That was it. The day after I got back from the conference, I schlepped to Hollywood to check out all the craptastic theaters for rent. I found a nice, clean theater in Studio City, put down a $4,000 deposit, and dug in. I had three months until opening night. It was my money and art on the line. There was no more time to procrastinate.

It was terrifying, exhausting, and exhilarating. What if I didn’t get the tone right and it ended up shallow and self-absorbed? What if nobody came? What if everyone came and hated it? It was exhausting. Aside from rehearsing twice a week, I had to be a producer and publicist to boot. Tech week came and I couldn’t eat or sleep.

Opening night came, and the show went incredibly well. We started off with a four-week run.
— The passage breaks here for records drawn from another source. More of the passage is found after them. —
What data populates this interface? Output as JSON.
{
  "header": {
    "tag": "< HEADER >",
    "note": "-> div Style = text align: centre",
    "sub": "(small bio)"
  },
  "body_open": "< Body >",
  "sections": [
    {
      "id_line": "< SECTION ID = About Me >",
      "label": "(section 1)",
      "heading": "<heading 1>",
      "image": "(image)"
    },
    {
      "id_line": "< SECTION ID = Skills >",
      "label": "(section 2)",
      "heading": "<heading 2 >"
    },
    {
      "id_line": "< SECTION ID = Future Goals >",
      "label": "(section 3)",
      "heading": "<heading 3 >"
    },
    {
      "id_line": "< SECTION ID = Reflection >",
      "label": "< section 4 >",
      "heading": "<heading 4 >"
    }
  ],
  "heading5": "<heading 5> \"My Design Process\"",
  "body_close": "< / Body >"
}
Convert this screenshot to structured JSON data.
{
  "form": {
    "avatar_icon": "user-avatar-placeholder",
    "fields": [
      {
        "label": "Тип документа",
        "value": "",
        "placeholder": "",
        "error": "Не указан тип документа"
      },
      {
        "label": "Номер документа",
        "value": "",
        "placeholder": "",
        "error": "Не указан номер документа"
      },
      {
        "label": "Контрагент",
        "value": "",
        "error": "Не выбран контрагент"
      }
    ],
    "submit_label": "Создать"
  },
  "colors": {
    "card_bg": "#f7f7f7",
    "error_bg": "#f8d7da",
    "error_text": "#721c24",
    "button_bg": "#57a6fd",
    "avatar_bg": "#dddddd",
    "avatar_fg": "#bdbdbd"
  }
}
It kept selling out, so ended up running for eight weeks.

We never got a review in a major paper. I barely made my money back. Steven Spielberg never called.
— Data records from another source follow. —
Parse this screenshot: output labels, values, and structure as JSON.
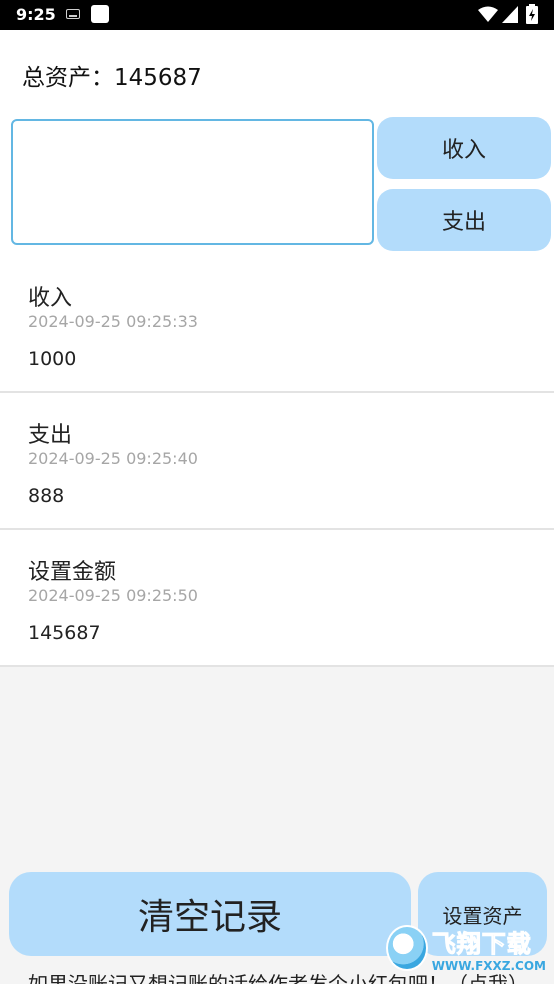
{
  "status_bar": {
    "time": "9:25",
    "icons": [
      "keyboard-icon",
      "app-icon",
      "wifi-icon",
      "signal-icon",
      "battery-icon"
    ]
  },
  "summary": {
    "total_label": "总资产：145687"
  },
  "input": {
    "value": "",
    "placeholder": ""
  },
  "actions": {
    "income_label": "收入",
    "expense_label": "支出",
    "clear_label": "清空记录",
    "set_assets_label": "设置资产"
  },
  "records": [
    {
      "type": "收入",
      "time": "2024-09-25 09:25:33",
      "amount": "1000"
    },
    {
      "type": "支出",
      "time": "2024-09-25 09:25:40",
      "amount": "888"
    },
    {
      "type": "设置金额",
      "time": "2024-09-25 09:25:50",
      "amount": "145687"
    }
  ],
  "footer": {
    "text": "如果没账记又想记账的话给作者发个小红包吧！（点我）"
  },
  "watermark": {
    "main": "飞翔下载",
    "sub": "WWW.FXXZ.COM"
  },
  "colors": {
    "button_bg": "#b3dcfb",
    "input_border": "#63b7e3",
    "secondary_text": "#a6a6a6"
  }
}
But I did it! I did the one thing in my heart that had log-jammed every other creative goal. I found out I was capable of doing it. I got to see the faces of people after the show—how it moved them, how it made them rethink their view of God. I heard the audience laugh and cry. I took them on the ride I’d been dreaming of for the past five years. I was playing the note I was meant to play.

I’m turning the solo show into a DVD and hopefully touring it to other theaters. And, I’m finally free to pursue the next project. I’m free to rework my next book proposal. I’m co-writing a film that will shoot next year, a story that flowed out after I broke that creative logjam. And all because I went to Storyline and did Exercise Two.
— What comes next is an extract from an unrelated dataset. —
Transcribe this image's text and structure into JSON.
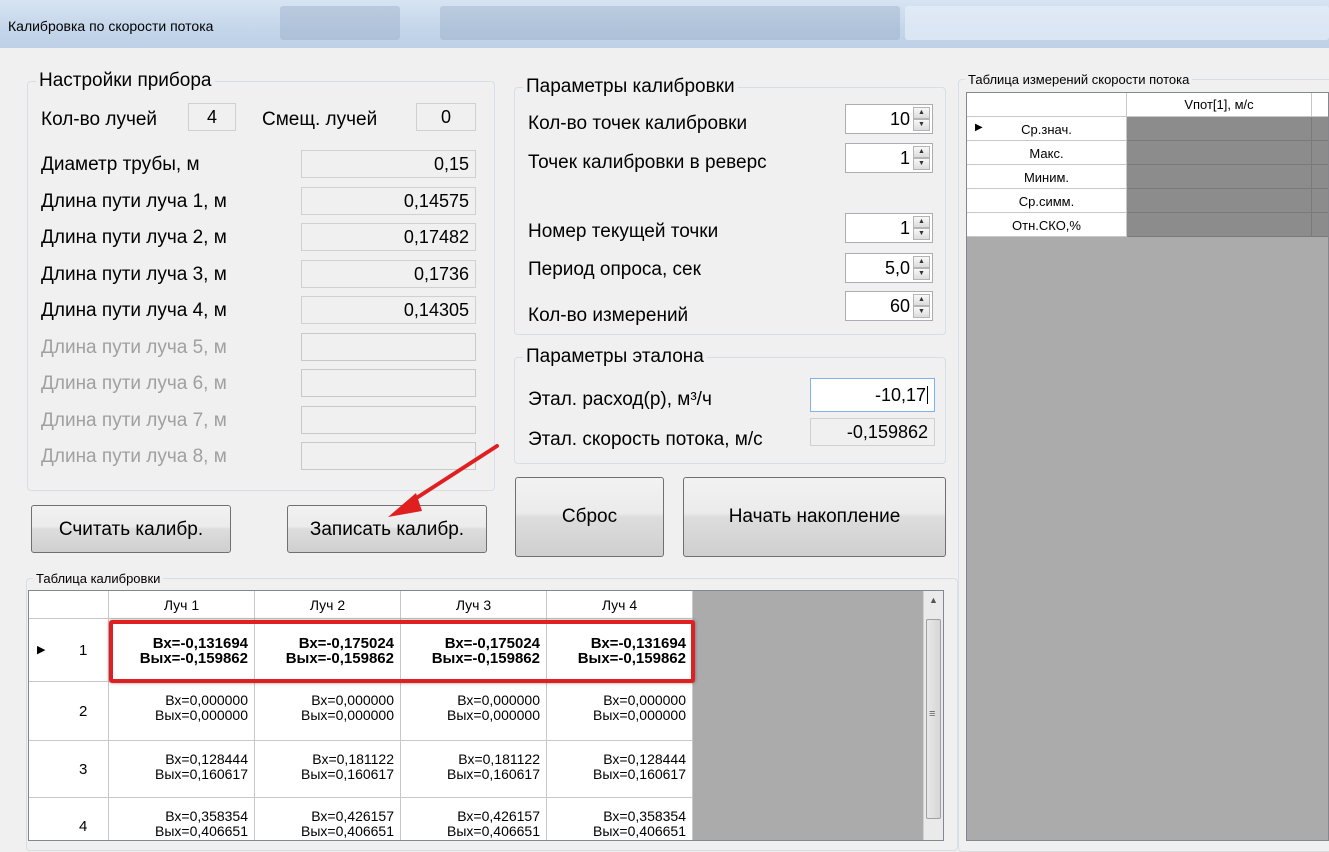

What is the One Thing you’ve been thinking about doing? What’s pulling at your heart so much that you ache to feel it? Or, you’re numbing out with food or facebook so you don’t have to feel it?

Is there anything you’re “actively not doing?”
Make a list of the reasons you haven’t done it.
Make a list of the activities you do to avoid it.
Estimate how much time you spend on your diversions.
What if you took the first step and did it?
Do you work better setting a deadline and working backward?
If you’ve got legitimate reasons you can’t do it now:

what little steps can you do now to prepare for the time when you can finally push forward?
What if you fail at your first attempt?
What will you learn from the first attempt?
What makes you think you can’t redo something after you fail the first time?
Would it be any worse than never doing it at all?
Take some time to write down what that One Thing is, that’s stuck in your craw, that’s log jamming everything else.
About that film I’m co-riting: SWEET AND AWFUL is a comedy about a bitterly divorced couple that road-trips to the funeral of the pastor who broke up their marriage and destroyed their faith. Think: Little Miss Sunshine meets Death at a Funeral. We’re raising $25K for pre-production money. We’ve got just 48 hours left to reach our Kickstarter goal. Please check out our page, find out more about the movie, and see the actors and celebrities we’ve got attached. And if you can contribute five, ten, thirty bucks, I’d be very grateful.

And if you aren’t signed up for a Storyline conference, I implore you go to. After all, where are you going to be in one year, three years, five years – if you don’t change anything?

Leave a Reply

This site uses Akismet to reduce spam. Learn how your comment data is processed.